┌─ GIVEN ENTRIES

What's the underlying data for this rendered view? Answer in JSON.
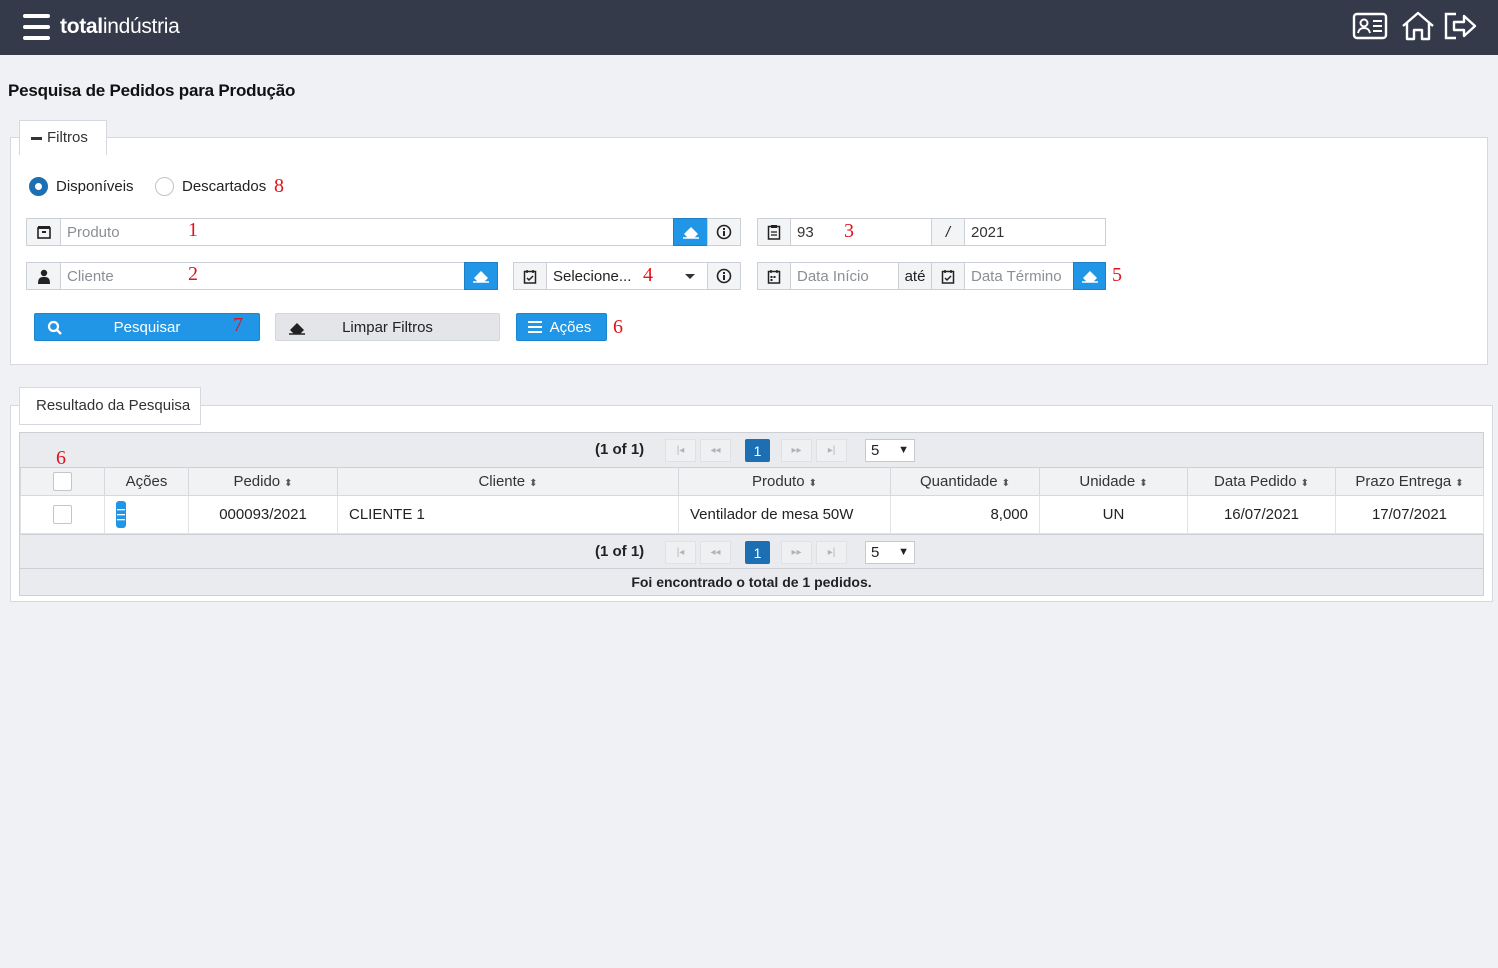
{
  "topbar": {
    "logo_bold": "total",
    "logo_light": "indústria",
    "icons": [
      "profile-card-icon",
      "home-icon",
      "logout-icon"
    ]
  },
  "page": {
    "title": "Pesquisa de Pedidos para Produção"
  },
  "filters": {
    "legend": "Filtros",
    "radio_available": "Disponíveis",
    "radio_discarded": "Descartados",
    "product_placeholder": "Produto",
    "client_placeholder": "Cliente",
    "order_number": "93",
    "order_separator": "/",
    "order_year": "2021",
    "status_select": "Selecione...",
    "date_start_placeholder": "Data Início",
    "date_between": "até",
    "date_end_placeholder": "Data Término",
    "search_button": "Pesquisar",
    "clear_button": "Limpar Filtros",
    "actions_button": "Ações"
  },
  "annotations": {
    "product": "1",
    "client": "2",
    "order": "3",
    "status": "4",
    "dates": "5",
    "actions": "6",
    "search": "7",
    "radios": "8",
    "table_select": "6"
  },
  "results": {
    "legend": "Resultado da Pesquisa",
    "page_info": "(1 of 1)",
    "current_page": "1",
    "rows_per_page": "5",
    "columns": [
      "Ações",
      "Pedido",
      "Cliente",
      "Produto",
      "Quantidade",
      "Unidade",
      "Data Pedido",
      "Prazo Entrega"
    ],
    "rows": [
      {
        "pedido": "000093/2021",
        "cliente": "CLIENTE 1",
        "produto": "Ventilador de mesa 50W",
        "quantidade": "8,000",
        "unidade": "UN",
        "data_pedido": "16/07/2021",
        "prazo_entrega": "17/07/2021"
      }
    ],
    "footer": "Foi encontrado o total de 1 pedidos."
  },
  "colors": {
    "topbar": "#353a4a",
    "primary": "#2196e6",
    "accent_dark": "#1d6fb3",
    "annotation": "#e0141c"
  }
}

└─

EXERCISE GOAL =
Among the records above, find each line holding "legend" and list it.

RESULT =
    "legend": "Filtros",
    "legend": "Resultado da Pesquisa",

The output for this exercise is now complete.